By Michael Clára
Established in 1966, Crossroads Urban Center is a multi-faith, community-based nonprofit that addresses poverty and social injustice in Utah. Crossroads is well known for initiating and developing new service organizations, such as Utahns Against Hunger and Wasatch Community Gardens, with the intent of giving Utahns “new eyes” to have the vision to recognize that as neighbors, in each other’s welfare we find our own.
As a full-time community organizer for Crossroads Urban Center, I have been tasked with the responsibility to assist residents living within the boundaries of Poplar Grove (900 South to North Temple, west of I-15), to organize and build the capacity needed to work towards breaking cycles of poverty and address social justice disparities that impact the west side of Salt Lake City.
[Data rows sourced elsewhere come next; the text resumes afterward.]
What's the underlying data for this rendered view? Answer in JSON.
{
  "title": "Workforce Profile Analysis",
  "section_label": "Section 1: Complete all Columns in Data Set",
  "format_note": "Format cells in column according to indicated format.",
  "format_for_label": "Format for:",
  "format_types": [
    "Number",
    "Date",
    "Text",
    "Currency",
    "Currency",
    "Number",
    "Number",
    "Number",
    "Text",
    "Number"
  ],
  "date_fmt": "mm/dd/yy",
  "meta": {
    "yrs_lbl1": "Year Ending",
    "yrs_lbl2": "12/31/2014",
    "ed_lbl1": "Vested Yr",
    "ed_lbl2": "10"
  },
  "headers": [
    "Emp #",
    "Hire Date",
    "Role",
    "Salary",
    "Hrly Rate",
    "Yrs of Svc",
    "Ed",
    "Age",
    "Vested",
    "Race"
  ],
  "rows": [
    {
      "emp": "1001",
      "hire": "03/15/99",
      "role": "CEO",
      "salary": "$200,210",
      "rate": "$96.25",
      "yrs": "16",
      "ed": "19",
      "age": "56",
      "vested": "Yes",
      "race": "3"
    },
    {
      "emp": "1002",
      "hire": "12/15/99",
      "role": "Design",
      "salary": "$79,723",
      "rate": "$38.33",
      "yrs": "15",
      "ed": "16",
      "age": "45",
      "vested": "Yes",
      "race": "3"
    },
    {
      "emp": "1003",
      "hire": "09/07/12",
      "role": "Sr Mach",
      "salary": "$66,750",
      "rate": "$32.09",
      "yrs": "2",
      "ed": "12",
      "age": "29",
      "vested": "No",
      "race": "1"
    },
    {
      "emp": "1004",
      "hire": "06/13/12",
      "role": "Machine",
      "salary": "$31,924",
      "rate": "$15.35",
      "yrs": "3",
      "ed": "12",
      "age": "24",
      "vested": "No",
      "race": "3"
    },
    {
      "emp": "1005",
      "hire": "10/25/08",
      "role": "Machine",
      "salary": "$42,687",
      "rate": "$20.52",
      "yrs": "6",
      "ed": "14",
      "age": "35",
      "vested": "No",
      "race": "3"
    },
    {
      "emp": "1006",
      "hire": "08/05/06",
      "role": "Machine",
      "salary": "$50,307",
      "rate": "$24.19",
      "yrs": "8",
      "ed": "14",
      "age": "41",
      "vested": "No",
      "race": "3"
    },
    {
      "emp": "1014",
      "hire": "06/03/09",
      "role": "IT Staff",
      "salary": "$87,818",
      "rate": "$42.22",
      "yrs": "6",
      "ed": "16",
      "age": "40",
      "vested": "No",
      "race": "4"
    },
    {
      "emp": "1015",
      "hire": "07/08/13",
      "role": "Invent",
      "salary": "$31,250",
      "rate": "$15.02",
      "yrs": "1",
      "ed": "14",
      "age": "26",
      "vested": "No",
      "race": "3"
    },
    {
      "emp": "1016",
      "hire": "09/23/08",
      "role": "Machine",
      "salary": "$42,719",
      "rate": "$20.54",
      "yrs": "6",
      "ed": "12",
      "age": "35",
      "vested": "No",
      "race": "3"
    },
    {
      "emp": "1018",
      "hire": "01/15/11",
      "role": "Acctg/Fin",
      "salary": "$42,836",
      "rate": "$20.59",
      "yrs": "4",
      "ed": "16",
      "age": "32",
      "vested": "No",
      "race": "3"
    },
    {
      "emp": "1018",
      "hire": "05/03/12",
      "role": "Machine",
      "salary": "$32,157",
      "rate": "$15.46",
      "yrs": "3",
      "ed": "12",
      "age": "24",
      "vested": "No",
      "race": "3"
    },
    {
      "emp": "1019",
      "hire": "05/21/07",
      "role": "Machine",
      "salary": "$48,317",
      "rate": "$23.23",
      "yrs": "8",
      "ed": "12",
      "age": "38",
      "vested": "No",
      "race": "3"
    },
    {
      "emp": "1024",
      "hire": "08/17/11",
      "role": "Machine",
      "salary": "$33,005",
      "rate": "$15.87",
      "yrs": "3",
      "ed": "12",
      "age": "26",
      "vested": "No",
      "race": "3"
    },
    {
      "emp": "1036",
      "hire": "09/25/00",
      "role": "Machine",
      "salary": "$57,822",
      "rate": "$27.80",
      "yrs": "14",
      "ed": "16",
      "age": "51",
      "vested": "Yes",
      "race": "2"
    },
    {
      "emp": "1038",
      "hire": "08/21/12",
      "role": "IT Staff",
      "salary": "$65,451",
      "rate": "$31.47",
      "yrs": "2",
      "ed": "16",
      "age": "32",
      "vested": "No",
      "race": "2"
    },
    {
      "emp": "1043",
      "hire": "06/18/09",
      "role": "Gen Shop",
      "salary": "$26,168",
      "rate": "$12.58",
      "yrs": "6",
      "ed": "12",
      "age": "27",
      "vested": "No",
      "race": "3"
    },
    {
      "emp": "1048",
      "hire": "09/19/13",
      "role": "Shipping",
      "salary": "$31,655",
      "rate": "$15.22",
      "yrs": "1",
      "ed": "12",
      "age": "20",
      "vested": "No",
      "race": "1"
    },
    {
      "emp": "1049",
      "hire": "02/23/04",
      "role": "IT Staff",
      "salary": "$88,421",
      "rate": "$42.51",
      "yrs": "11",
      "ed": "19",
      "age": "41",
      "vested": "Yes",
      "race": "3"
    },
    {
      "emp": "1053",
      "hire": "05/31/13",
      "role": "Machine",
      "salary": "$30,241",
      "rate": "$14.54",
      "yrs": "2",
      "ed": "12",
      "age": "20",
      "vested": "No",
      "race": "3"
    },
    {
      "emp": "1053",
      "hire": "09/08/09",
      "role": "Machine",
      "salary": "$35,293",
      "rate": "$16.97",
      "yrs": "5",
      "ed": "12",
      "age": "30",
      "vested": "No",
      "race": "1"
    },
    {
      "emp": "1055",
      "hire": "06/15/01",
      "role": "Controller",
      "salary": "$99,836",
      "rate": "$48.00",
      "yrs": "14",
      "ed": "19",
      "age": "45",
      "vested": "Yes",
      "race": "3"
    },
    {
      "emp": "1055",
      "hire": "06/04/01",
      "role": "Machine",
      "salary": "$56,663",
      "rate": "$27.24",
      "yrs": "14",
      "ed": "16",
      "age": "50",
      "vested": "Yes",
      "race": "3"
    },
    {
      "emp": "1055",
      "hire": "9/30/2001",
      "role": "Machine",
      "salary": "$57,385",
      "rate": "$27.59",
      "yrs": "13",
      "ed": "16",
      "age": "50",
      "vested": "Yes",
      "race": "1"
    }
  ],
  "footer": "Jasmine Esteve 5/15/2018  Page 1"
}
“Community Organizing” is an umbrella term for a field of practice in which residents collaboratively investigate and take action regarding social issues of mutual concern. My role as a community organizer precludes me from acting as an advocate, activist or mobilizer. The success of this endeavor will be measured by how many more residents have taken citizen ownership of the politics that shape the space that we all share.
In an effort to better facilitate participation in the public square, neighbors recently organized under the banner of the Poplar Grove Neighborhood Alliance which includes individual residents as well as churches and other nonprofits.
Over the past several months, those participating in the alliance have learned that involvement in politics through the “community organizing” process is bonded together by common elements which include: research, action and evaluation. Moreover, they have discovered that generating public “action” is no easy matter and throws up many difficult situations that must be navigated and negotiated. These range from questions of how best to deploy strategic incivility to managing tensions generated by the “action” itself. The final step is to evaluate the benefits of provocation in the public square. Then repeat the process for the next issue.
One example is how neighbors successfully worked with Senator Escamilla, Representative Hollins and Representative Romero to secure funding from the legislature and commitment from UDOT to complete the sound wall along I-80 (between Redwood Rd. and the Jordan River). This was a yearlong process that included neighbors staging an “action” designed to generate “tension” in order to make their point. One Saturday morning in February, residents gathered and began to build the unfinished sound-wall themselves, using substandard material. They posted this unique form of protest on social media.
Other issues that residents have organized around: SLC civic engagement methods, SLC allowing the installation of a cell tower in violation of zoning ordinances, unsafe 900 West/Road-Diet, unsafe school crosswalk, impacts of Operation Rio Grande, missing sidewalks, missing railroad quiet zones, trains blocking intersections and blaring horns and a spike in gang violence, etc. We hold monthly “accountability sessions” with officials. To get involved, look us up on Facebook: Poplar Grove Neighborhood Alliance.
Crossroads recently opened a new Westside Food Pantry on 1358 West Indiana Avenue, across the street from its long-established thrift store. The pantry offers free food and is open on Mondays, Tuesdays and Fridays from 9 a.m. - 5 p.m. Call 801-935-4079 for more information.
People in need (with a voucher) may obtain clothing and small household items for free or very low cost at Crossroads Thrift Store, located at 1385 West Indiana Avenue. The Thrift Store is open from Tuesday-Friday between 10 a.m. – 6:30 p.m. and Saturday from 10 a.m. - 5 p.m. Call 801-359-8837 for more information.